A similar situation arose in Smithwick v. Hall Upson Co., 59 Conn. 261, 270, 21 A. 924. Smithwick was helping to store ice in a brick building, and was warned not to stand upon a certain part of the platform on which he worked, because it was not safe. He, contrary to the warning, stood on this part of the platform, and was injured by a brick wall falling against him; as to which he had not been warned. We said: "The plaintiff had full knowledge of and was abundantly cautioned against certain particular sources of peril and danger, and he voluntarily neglected the warnings and took the risk of those perils and dangers. He was injured through the negligence of the defendant from an entirely different source of danger, of which he knew and could know nothing, and of whose existence it was the duty of the defendant to warn him. Under these circumstances the failure or neglect to heed the warning does not constitute contributory negligence. . . . To have that effect it must be an act or omission which contributes to the happening of the act or event which caused the injury." In Nugent v. New Haven St. Ry. Co., 73 Conn. 139, 141, 46 A. 875, a passenger stood upon the footboard of a trolley-car and leaned backward and came in contact with a pole near to the track while the car was in motion.

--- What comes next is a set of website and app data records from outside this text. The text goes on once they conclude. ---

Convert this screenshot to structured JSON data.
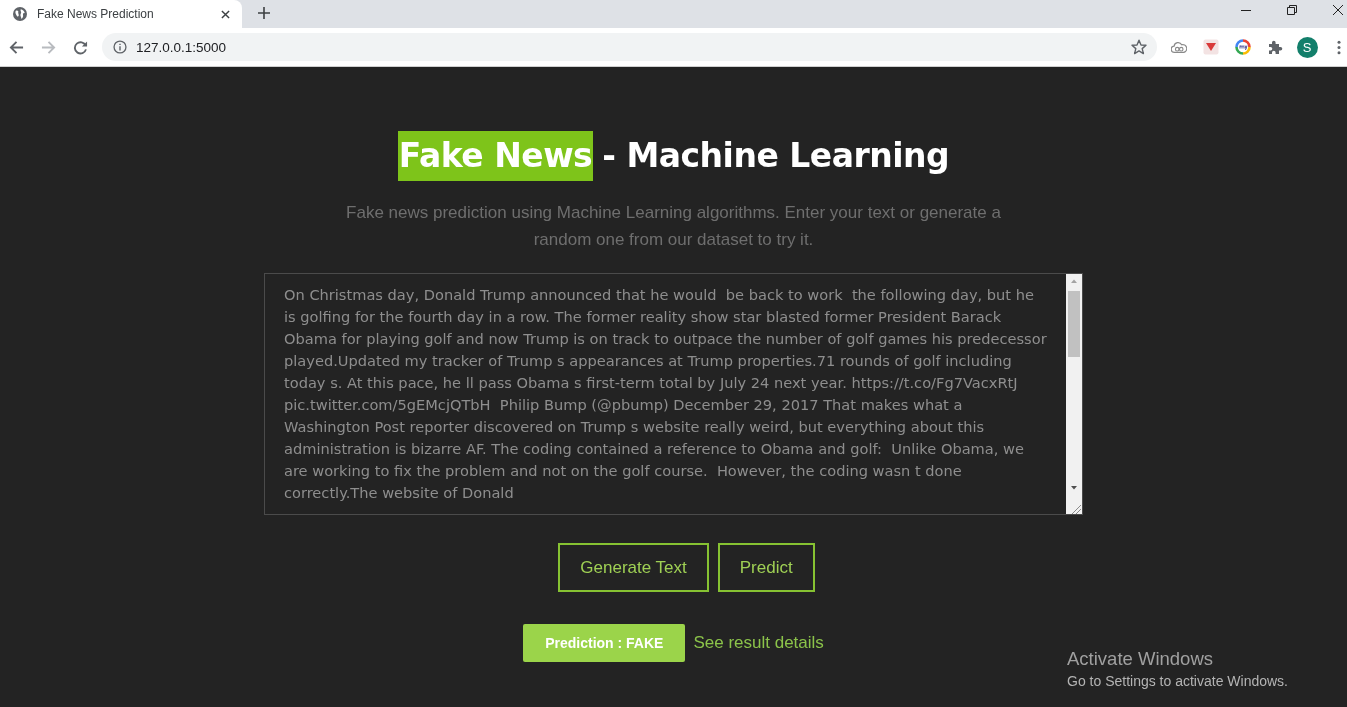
{
  "browser": {
    "tabs": [
      {
        "title": "Fake News Prediction",
        "selected": true
      }
    ],
    "nav_buttons": [
      {
        "kind": "back",
        "disabled": false
      },
      {
        "kind": "forward",
        "disabled": true
      },
      {
        "kind": "reload",
        "disabled": false
      }
    ],
    "url": "127.0.0.1:5000",
    "profile_initial": "S"
  },
  "heading": {
    "highlight": "Fake News",
    "rest": "- Machine Learning"
  },
  "subtitle": "Fake news prediction using Machine Learning algorithms. Enter your text or generate a random one from our dataset to try it.",
  "news_input": {
    "value": "On Christmas day, Donald Trump announced that he would  be back to work  the following day, but he is golfing for the fourth day in a row. The former reality show star blasted former President Barack Obama for playing golf and now Trump is on track to outpace the number of golf games his predecessor played.Updated my tracker of Trump s appearances at Trump properties.71 rounds of golf including today s. At this pace, he ll pass Obama s first-term total by July 24 next year. https://t.co/Fg7VacxRtJ pic.twitter.com/5gEMcjQTbH  Philip Bump (@pbump) December 29, 2017 That makes what a Washington Post reporter discovered on Trump s website really weird, but everything about this administration is bizarre AF. The coding contained a reference to Obama and golf:  Unlike Obama, we are working to fix the problem and not on the golf course.  However, the coding wasn t done correctly.The website of Donald"
  },
  "buttons": [
    {
      "label": "Generate Text"
    },
    {
      "label": "Predict"
    }
  ],
  "result": {
    "prediction": "Prediction : FAKE",
    "details_link": "See result details"
  },
  "os_notice": {
    "title": "Activate Windows",
    "hint": "Go to Settings to activate Windows."
  }
}
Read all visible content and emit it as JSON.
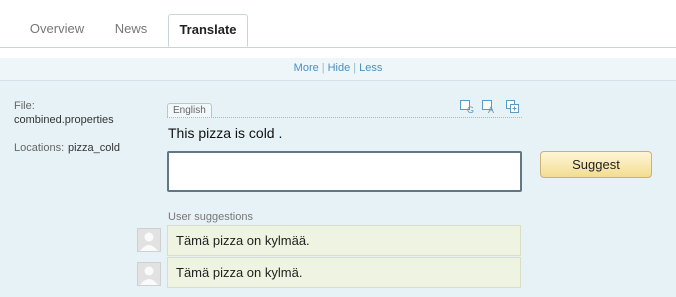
{
  "tabs": [
    {
      "label": "Overview"
    },
    {
      "label": "News"
    },
    {
      "label": "Translate"
    }
  ],
  "links": {
    "more": "More",
    "hide": "Hide",
    "less": "Less",
    "separator": "|"
  },
  "meta": {
    "file_label": "File:",
    "file_value": "combined.properties",
    "locations_label": "Locations:",
    "locations_value": "pizza_cold"
  },
  "source": {
    "language": "English",
    "text": "This pizza is cold ."
  },
  "translation": {
    "value": ""
  },
  "suggest_button": "Suggest",
  "suggestions": {
    "label": "User suggestions",
    "items": [
      {
        "text": "Tämä pizza on kylmää."
      },
      {
        "text": "Tämä pizza on kylmä."
      }
    ]
  },
  "colors": {
    "link": "#4a90c2",
    "panel": "#e7f2f7",
    "suggestion_bg": "#eff3e2",
    "button": "#f3dc92"
  }
}
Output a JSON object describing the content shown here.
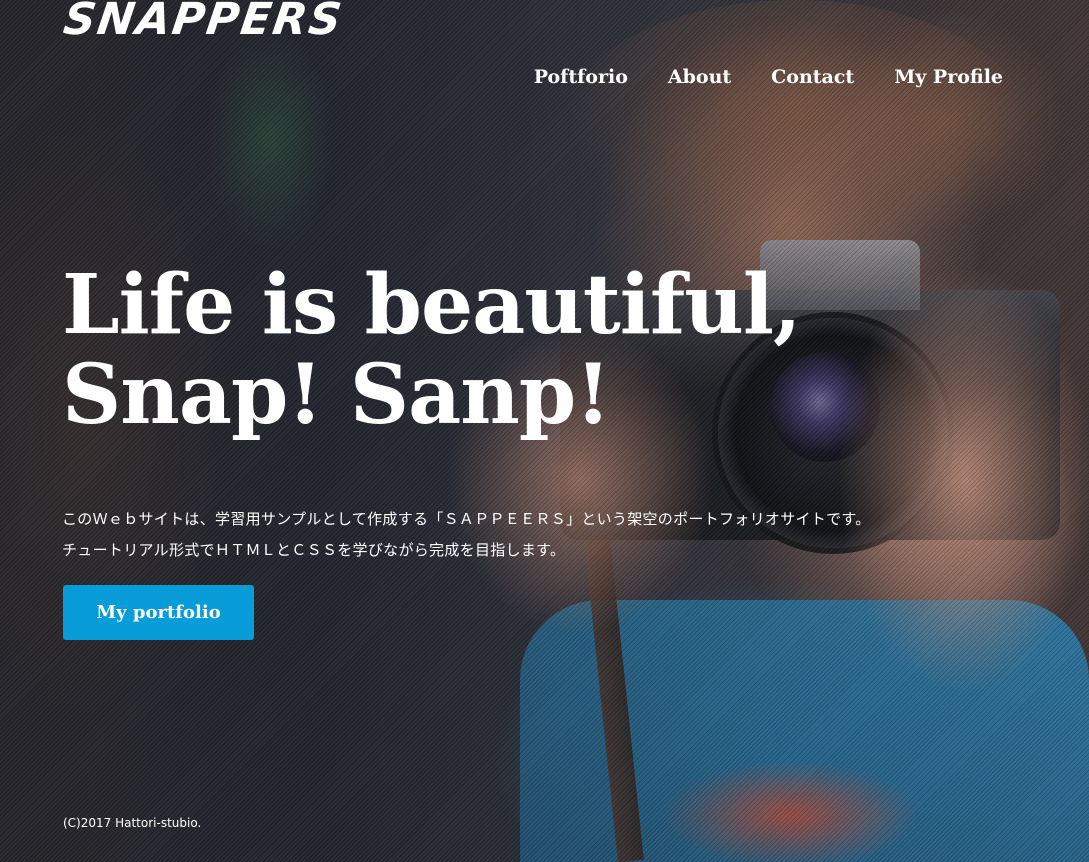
{
  "header": {
    "logo": "SNAPPERS",
    "nav": [
      "Poftforio",
      "About",
      "Contact",
      "My Profile"
    ]
  },
  "hero": {
    "headline_line1": "Life is beautiful,",
    "headline_line2": "Snap! Sanp!",
    "description_line1": "このＷｅｂサイトは、学習用サンプルとして作成する「ＳＡＰＰＥＥＲＳ」という架空のポートフォリオサイトです。",
    "description_line2": "チュートリアル形式でＨＴＭＬとＣＳＳを学びながら完成を目指します。",
    "cta_label": "My portfolio"
  },
  "footer": {
    "copyright": "(C)2017 Hattori-stubio."
  },
  "colors": {
    "accent": "#089cd8",
    "text": "#ffffff"
  }
}
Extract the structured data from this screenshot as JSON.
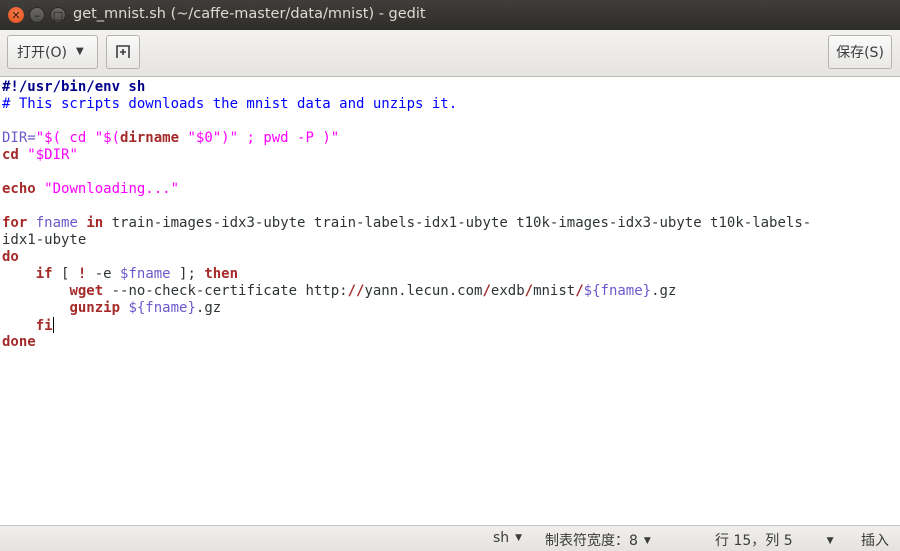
{
  "window": {
    "title": "get_mnist.sh (~/caffe-master/data/mnist) - gedit"
  },
  "headerbar": {
    "open_label": "打开(O)",
    "new_tab_icon": "new-document-icon",
    "save_label": "保存(S)"
  },
  "editor": {
    "lines": [
      [
        {
          "t": "#!/usr/bin/env sh",
          "c": "shebang"
        }
      ],
      [
        {
          "t": "# This scripts downloads the mnist data and unzips it.",
          "c": "comment"
        }
      ],
      [],
      [
        {
          "t": "DIR=",
          "c": "var"
        },
        {
          "t": "\"$( cd \"$(",
          "c": "string"
        },
        {
          "t": "dirname",
          "c": "bold"
        },
        {
          "t": " \"$0\")\" ; pwd -P )\"",
          "c": "string"
        }
      ],
      [
        {
          "t": "cd",
          "c": "keyword"
        },
        {
          "t": " ",
          "c": "plain"
        },
        {
          "t": "\"$DIR\"",
          "c": "string"
        }
      ],
      [],
      [
        {
          "t": "echo",
          "c": "keyword"
        },
        {
          "t": " ",
          "c": "plain"
        },
        {
          "t": "\"Downloading...\"",
          "c": "string"
        }
      ],
      [],
      [
        {
          "t": "for",
          "c": "keyword"
        },
        {
          "t": " ",
          "c": "plain"
        },
        {
          "t": "fname",
          "c": "var"
        },
        {
          "t": " ",
          "c": "plain"
        },
        {
          "t": "in",
          "c": "keyword"
        },
        {
          "t": " train-images-idx3-ubyte train-labels-idx1-ubyte t10k-images-idx3-ubyte t10k-labels-",
          "c": "plain"
        }
      ],
      [
        {
          "t": "idx1-ubyte",
          "c": "plain"
        }
      ],
      [
        {
          "t": "do",
          "c": "keyword"
        }
      ],
      [
        {
          "t": "    ",
          "c": "plain"
        },
        {
          "t": "if",
          "c": "keyword"
        },
        {
          "t": " [ ",
          "c": "plain"
        },
        {
          "t": "!",
          "c": "keyword"
        },
        {
          "t": " -e ",
          "c": "plain"
        },
        {
          "t": "$fname",
          "c": "var"
        },
        {
          "t": " ]; ",
          "c": "plain"
        },
        {
          "t": "then",
          "c": "keyword"
        }
      ],
      [
        {
          "t": "        ",
          "c": "plain"
        },
        {
          "t": "wget",
          "c": "keyword"
        },
        {
          "t": " --no-check-certificate http:",
          "c": "plain"
        },
        {
          "t": "//",
          "c": "keyword"
        },
        {
          "t": "yann.lecun.com",
          "c": "plain"
        },
        {
          "t": "/",
          "c": "keyword"
        },
        {
          "t": "exdb",
          "c": "plain"
        },
        {
          "t": "/",
          "c": "keyword"
        },
        {
          "t": "mnist",
          "c": "plain"
        },
        {
          "t": "/",
          "c": "keyword"
        },
        {
          "t": "${fname}",
          "c": "var"
        },
        {
          "t": ".gz",
          "c": "plain"
        }
      ],
      [
        {
          "t": "        ",
          "c": "plain"
        },
        {
          "t": "gunzip",
          "c": "keyword"
        },
        {
          "t": " ",
          "c": "plain"
        },
        {
          "t": "${fname}",
          "c": "var"
        },
        {
          "t": ".gz",
          "c": "plain"
        }
      ],
      [
        {
          "t": "    ",
          "c": "plain"
        },
        {
          "t": "fi",
          "c": "keyword"
        }
      ],
      [
        {
          "t": "done",
          "c": "keyword"
        }
      ]
    ],
    "cursor_line": 15
  },
  "statusbar": {
    "language": "sh",
    "tab_width": "制表符宽度：8",
    "position": "行 15，列 5",
    "mode": "插入"
  },
  "colors": {
    "comment": "#0000ff",
    "keyword": "#a52a2a",
    "string": "#ff00ff",
    "variable": "#6a5acd",
    "title_bar": "#3a3935",
    "close_button": "#e95420"
  }
}
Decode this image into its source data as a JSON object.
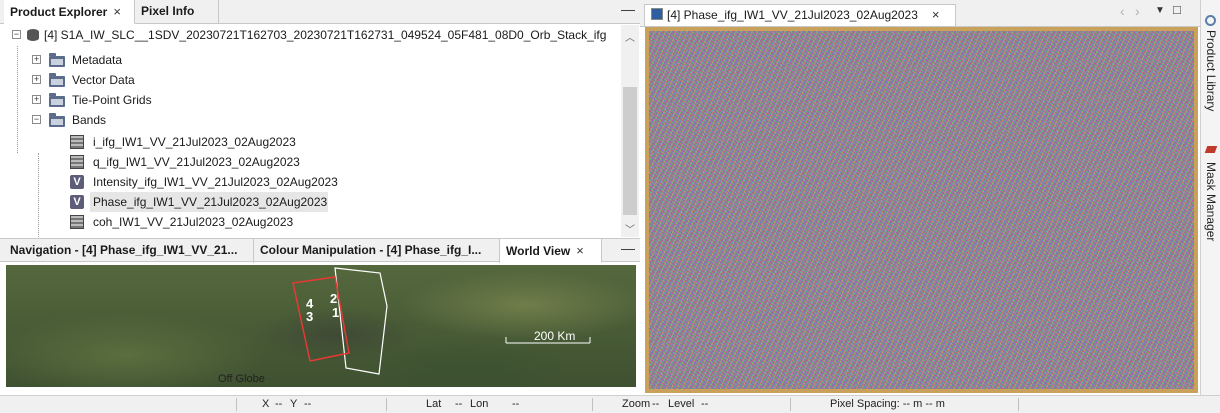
{
  "left_panel": {
    "tabs": [
      {
        "label": "Product Explorer",
        "close": "×"
      },
      {
        "label": "Pixel Info"
      }
    ],
    "minimize": "—",
    "tree": {
      "product": "[4] S1A_IW_SLC__1SDV_20230721T162703_20230721T162731_049524_05F481_08D0_Orb_Stack_ifg",
      "folders": [
        "Metadata",
        "Vector Data",
        "Tie-Point Grids",
        "Bands"
      ],
      "bands": [
        {
          "label": "i_ifg_IW1_VV_21Jul2023_02Aug2023",
          "icon": "band-icon"
        },
        {
          "label": "q_ifg_IW1_VV_21Jul2023_02Aug2023",
          "icon": "band-icon"
        },
        {
          "label": "Intensity_ifg_IW1_VV_21Jul2023_02Aug2023",
          "icon": "virtual-band-icon",
          "glyph": "V"
        },
        {
          "label": "Phase_ifg_IW1_VV_21Jul2023_02Aug2023",
          "icon": "virtual-band-icon",
          "glyph": "V",
          "selected": true
        },
        {
          "label": "coh_IW1_VV_21Jul2023_02Aug2023",
          "icon": "band-icon"
        }
      ]
    }
  },
  "bottom_panel": {
    "tabs": [
      {
        "label": "Navigation - [4] Phase_ifg_IW1_VV_21..."
      },
      {
        "label": "Colour Manipulation - [4] Phase_ifg_I..."
      },
      {
        "label": "World View",
        "close": "×"
      }
    ],
    "minimize": "—",
    "world_view": {
      "footprint_labels": [
        "4",
        "2",
        "3",
        "1"
      ],
      "scale_label": "200 Km",
      "footer": "Off Globe"
    }
  },
  "image_window": {
    "tab_label": "[4] Phase_ifg_IW1_VV_21Jul2023_02Aug2023",
    "close": "×",
    "nav_left": "‹",
    "nav_right": "›",
    "dropdown": "▼",
    "restore": "□"
  },
  "right_sidebar": {
    "items": [
      "Product Library",
      "Mask Manager"
    ]
  },
  "status_bar": {
    "x_label": "X",
    "x_value": "--",
    "y_label": "Y",
    "y_value": "--",
    "lat_label": "Lat",
    "lat_value": "--",
    "lon_label": "Lon",
    "lon_value": "--",
    "zoom_label": "Zoom",
    "zoom_value": "--",
    "level_label": "Level",
    "level_value": "--",
    "pixel_spacing": "Pixel Spacing: -- m -- m"
  },
  "colors": {
    "footprint_selected": "#e53935",
    "footprint_other": "#ffffff",
    "viewer_border": "#c9a15a"
  }
}
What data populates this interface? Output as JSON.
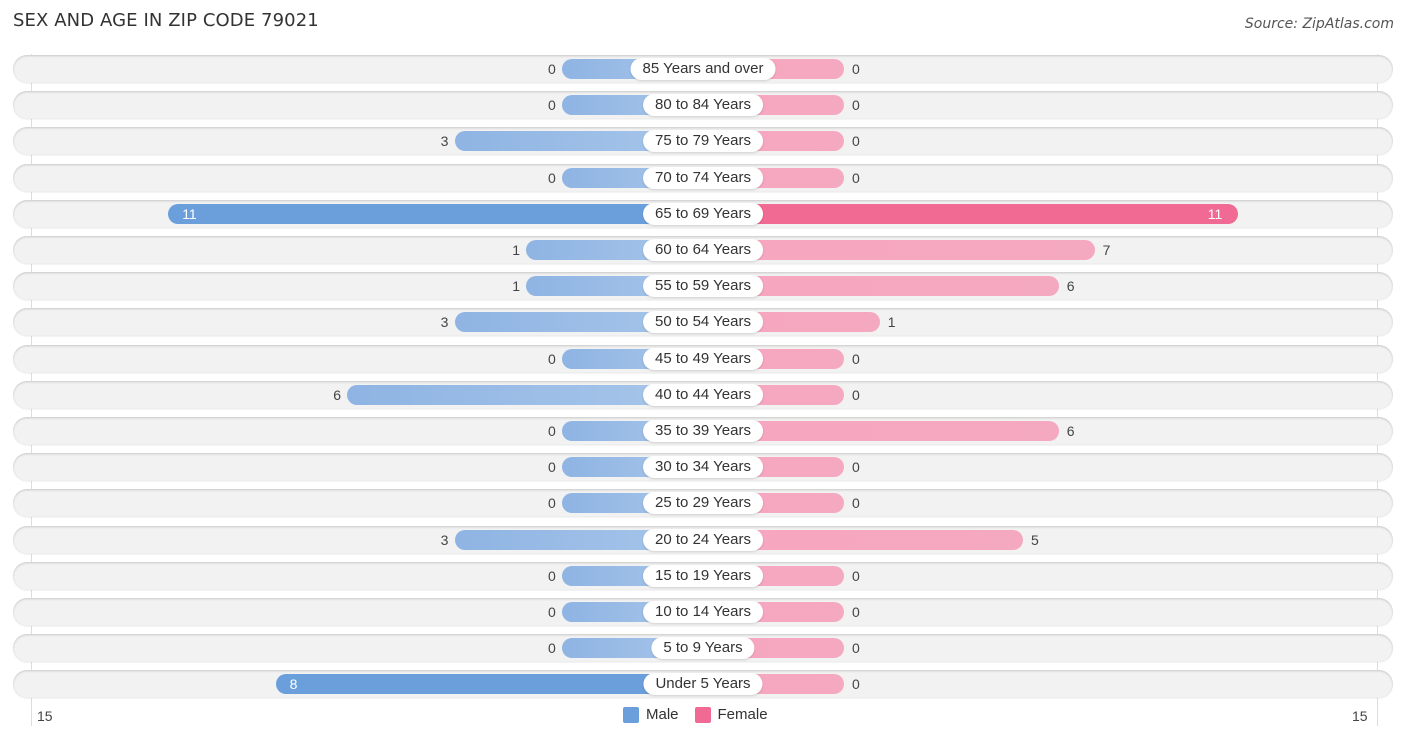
{
  "header": {
    "title": "SEX AND AGE IN ZIP CODE 79021",
    "source": "Source: ZipAtlas.com"
  },
  "colors": {
    "male": "#6a9fdb",
    "male_light": "#a7c6ea",
    "female": "#f06a93",
    "female_light": "#f5a9c0"
  },
  "chart_data": {
    "type": "bar",
    "orientation": "horizontal-diverging",
    "title": "SEX AND AGE IN ZIP CODE 79021",
    "categories": [
      "85 Years and over",
      "80 to 84 Years",
      "75 to 79 Years",
      "70 to 74 Years",
      "65 to 69 Years",
      "60 to 64 Years",
      "55 to 59 Years",
      "50 to 54 Years",
      "45 to 49 Years",
      "40 to 44 Years",
      "35 to 39 Years",
      "30 to 34 Years",
      "25 to 29 Years",
      "20 to 24 Years",
      "15 to 19 Years",
      "10 to 14 Years",
      "5 to 9 Years",
      "Under 5 Years"
    ],
    "series": [
      {
        "name": "Male",
        "values": [
          0,
          0,
          3,
          0,
          11,
          1,
          1,
          3,
          0,
          6,
          0,
          0,
          0,
          3,
          0,
          0,
          0,
          8
        ]
      },
      {
        "name": "Female",
        "values": [
          0,
          0,
          0,
          0,
          11,
          7,
          6,
          1,
          0,
          0,
          6,
          0,
          0,
          5,
          0,
          0,
          0,
          0
        ]
      }
    ],
    "axis": {
      "left_label": "15",
      "right_label": "15",
      "range": [
        0,
        15
      ]
    },
    "legend": {
      "position": "bottom-center",
      "entries": [
        "Male",
        "Female"
      ]
    },
    "grid": false
  }
}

We held: "That the plaintiff was on the footboard of the car must, on the finding as stated, be deemed not the cause of his injury, but only a condition. . . . Although he was on the footboard of the car, if he had not leaned back he would not have been injured. The leaning back was the proximate cause of his injury." Upon this principle we have held that the violation of a statute or ordinance, in actions of negligence, is immaterial "unless the act of violating the law is in itself a breach of duty to the party injured in respect to the injury suffered." Monroe v. Hartford St. Ry. Co., 76 Conn. 201, 206, 56 A. 498; Feehan v. Slater, 89 Conn. 697, 701, 96 A. 159. Closely related cases applying the doctrine of proximate cause in a like manner are: Hoyt v. New York, N. H. H.R. Co., 78 Conn. 709, 713, 63 A. 393; Smith v. Connecticut Ry. Ltg. Co., 80 Conn. 268, 67 A. 888. In the first the passenger, thinking he had reached the station, got up, walked to the door, fell, and because there were no gates on the platform, was thrown under the car, and we held: "Whether, under some circumstances, the conduct of the plaintiff as found was careless or not, it had no necessary relation, as a proximate contributing cause, to injuries actually caused by the negligence of the defendant in leaving the platform in a condition unsafe, and which passengers had no reason to anticipate." In the latter case we held that driving across a street-railway track in front of an approaching car under such circumstances as to constitute negligence, did not bar the action if the railway company, by a new act of negligence, caused the injury. We said: "If, after an act of omission constituting negligence on the part of one injured at a railroad crossing, the railroad car or cars might have been so controlled, by the exercise of reasonable care and prudence on the part of those in charge of them, as to avoid the injury, then a failure to exercise such care and prudence would be an intervening cause, and so the plaintiff's negligence no longer a proximate cause, and therefore not a bar to his recovery."